keep-calm-and-be-politeIn his speech “Why I’m not a Christian”, Russell makes a point of his distaste for the tone of certain passages:

It is not really to my mind quite the best tone, and there are a great many of these things about Hell. There is, of course, the familiar text about the sin against the Holy Ghost: “Whosoever speaketh against the Holy Ghost it shall not be forgiven him neither in this World nor in the world to come.” That text has caused an unspeakable amount of misery in the world, for all sorts of people have imagined that they have committed the sin against the Holy Ghost, and thought that it would not be forgiven them either in this world or in the world to come. I really do not think that a person with a proper degree of kindliness in his nature would have put fears and terrors of that sort into the world.

While one couldn’t accuse this speech of hypocrisy in criticizing harsh tones, the New Atheists have made harshness their calling-card. It is odd, then, that arguments about the “horrors” of guilt-inducing passages are still popular.

But, if it really is the New Atheists’ intent to convince religious people that our source of hope in life should be scornfully dismissed as an unparalleled evil, then it is their intent to invoke horrible feelings of guilt and shame in countless individuals.

Such people could, I suppose, make the case that guilt over what one has done is sometimes appropriate, but this would serve at least as much to defend the offending passages of the Bible as anything they have written.

Of course, I’m not convinced that these passages are so offending.

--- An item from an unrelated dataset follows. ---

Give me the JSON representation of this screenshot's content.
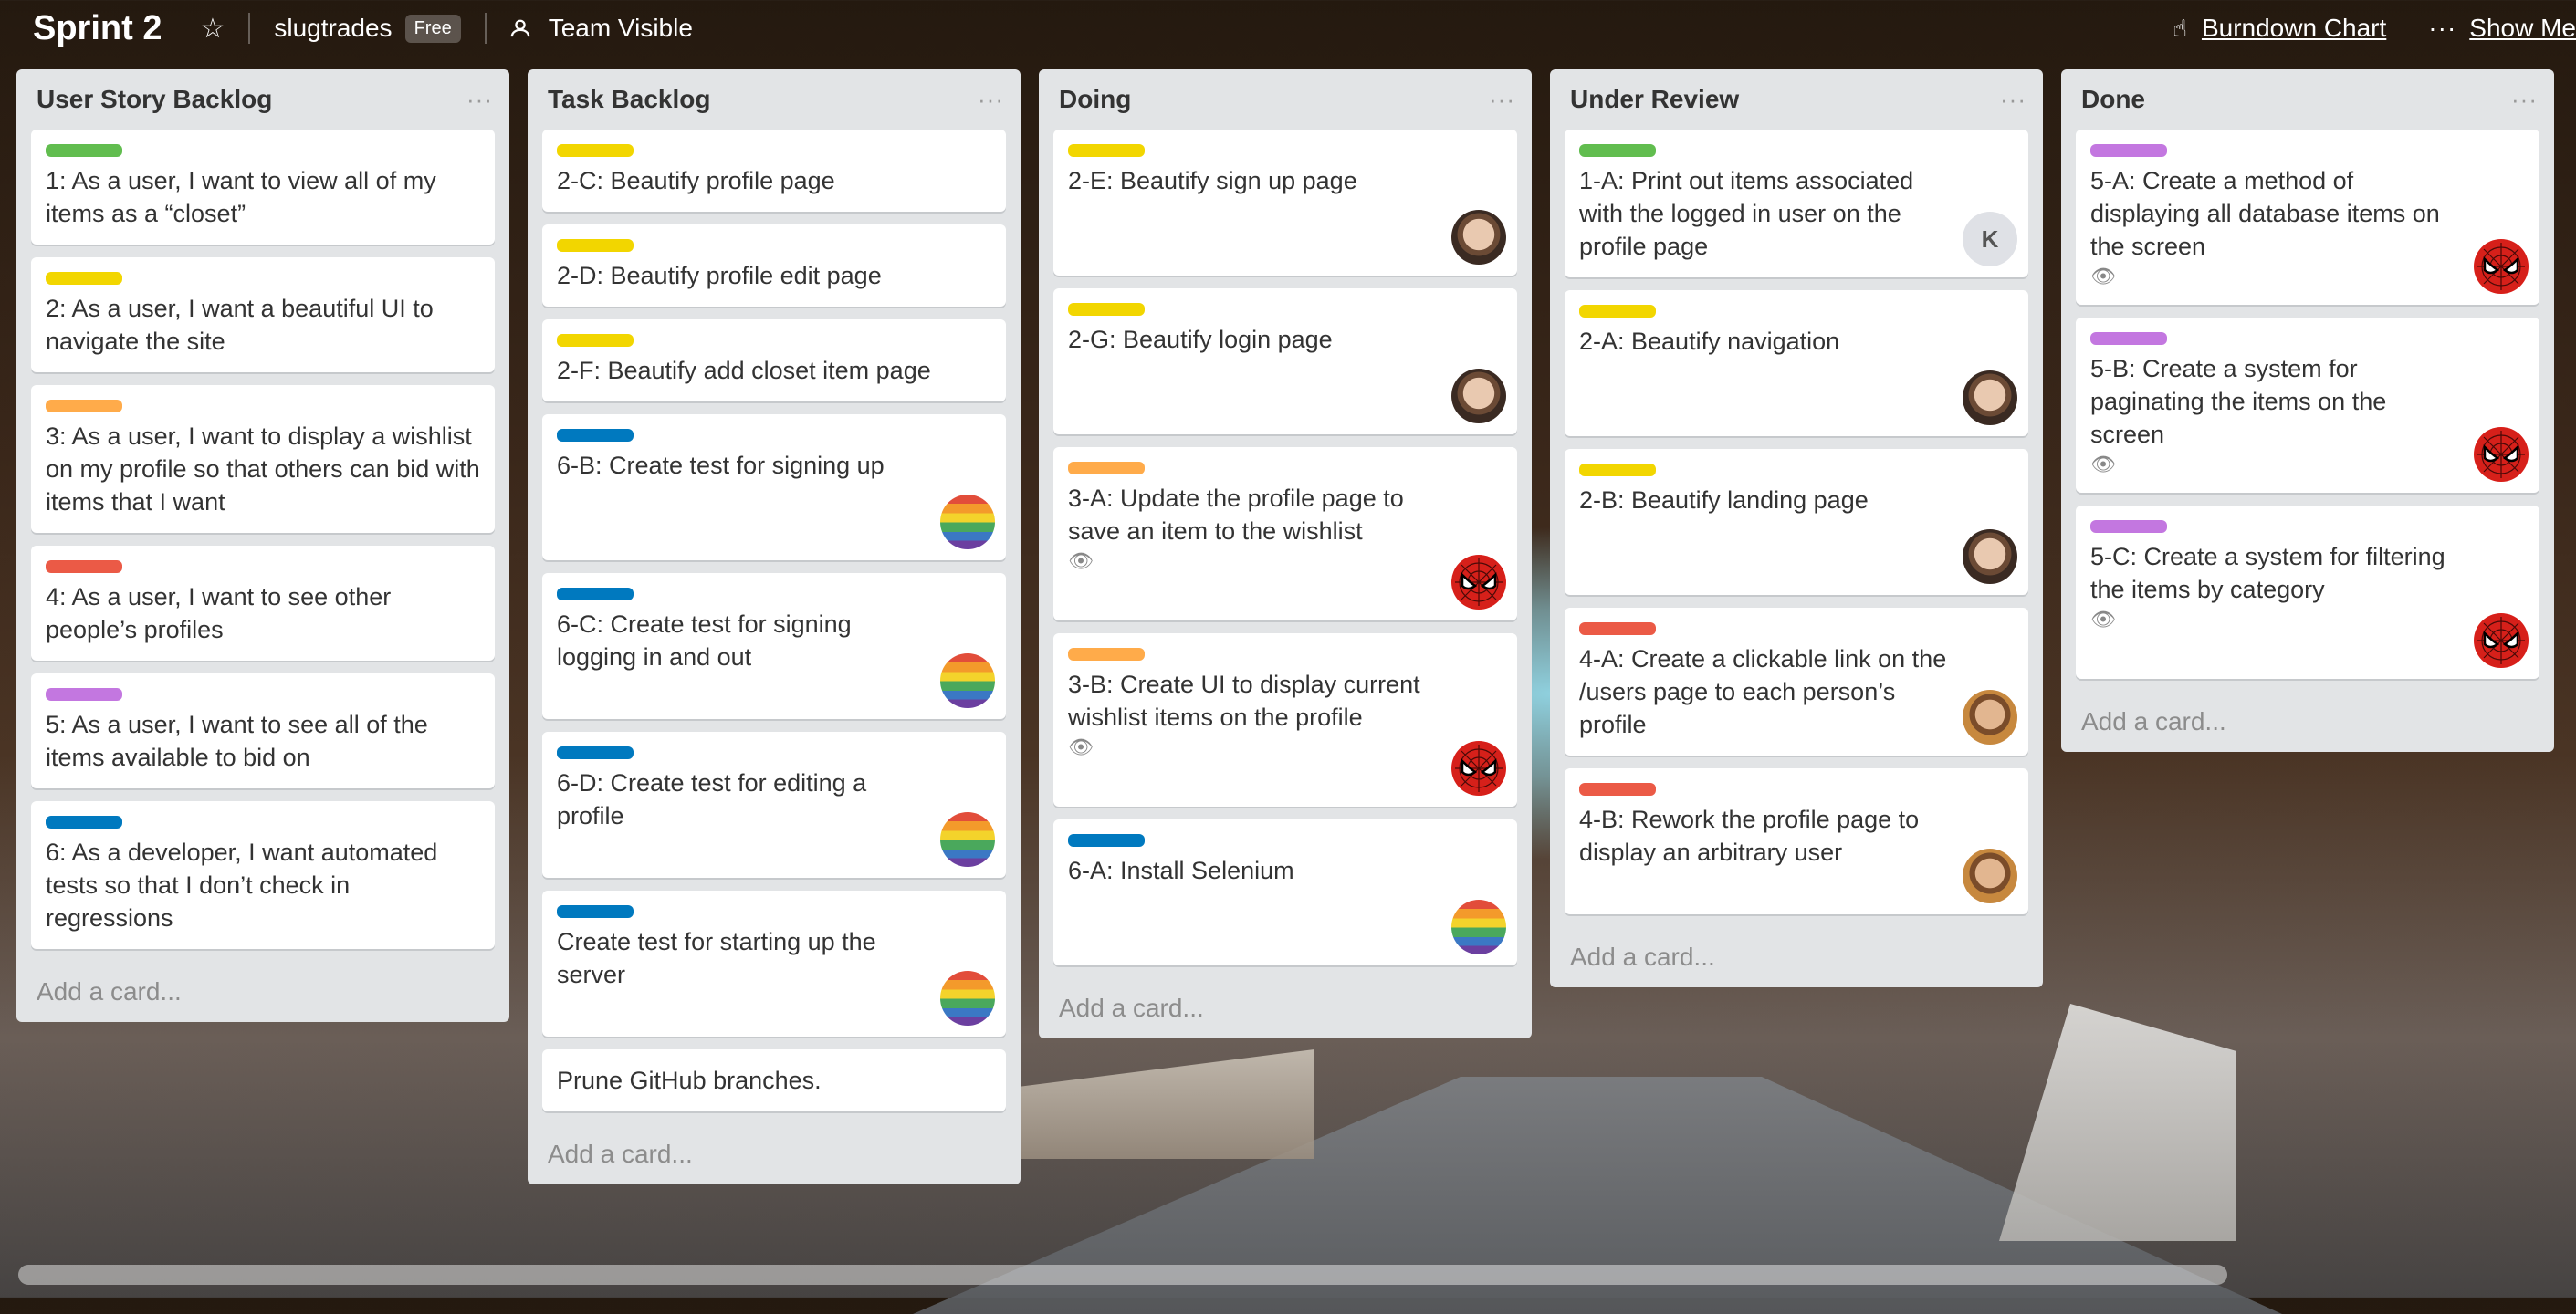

Russell has given us no good reason to think that “an unspeakable amount of misery” has been caused by this teaching. Religious young people consistently show higher self-esteem than their secular counterparts. I’d wager that, among more significant reasons, this is because it is impossible to be disturbed by a correct understanding of the quoted passage.

It seems to be a pattern that any passage in the Bible which can be reinterpreted to sound evil will be used as “proof” that religion of any kind is evil. A real desire to understand is, of course, conspicuously absent from such tactics.

As for Russell, I’d merely suggest that what counts as the proper tone in twentieth century British academia may not be the same as what was proper in first century rural Palestine. It seems deeply culturally narrow, almost to the point of imperialism, to dismiss a moral teacher from another continent, and another millenium, based on a personal reaction to tone.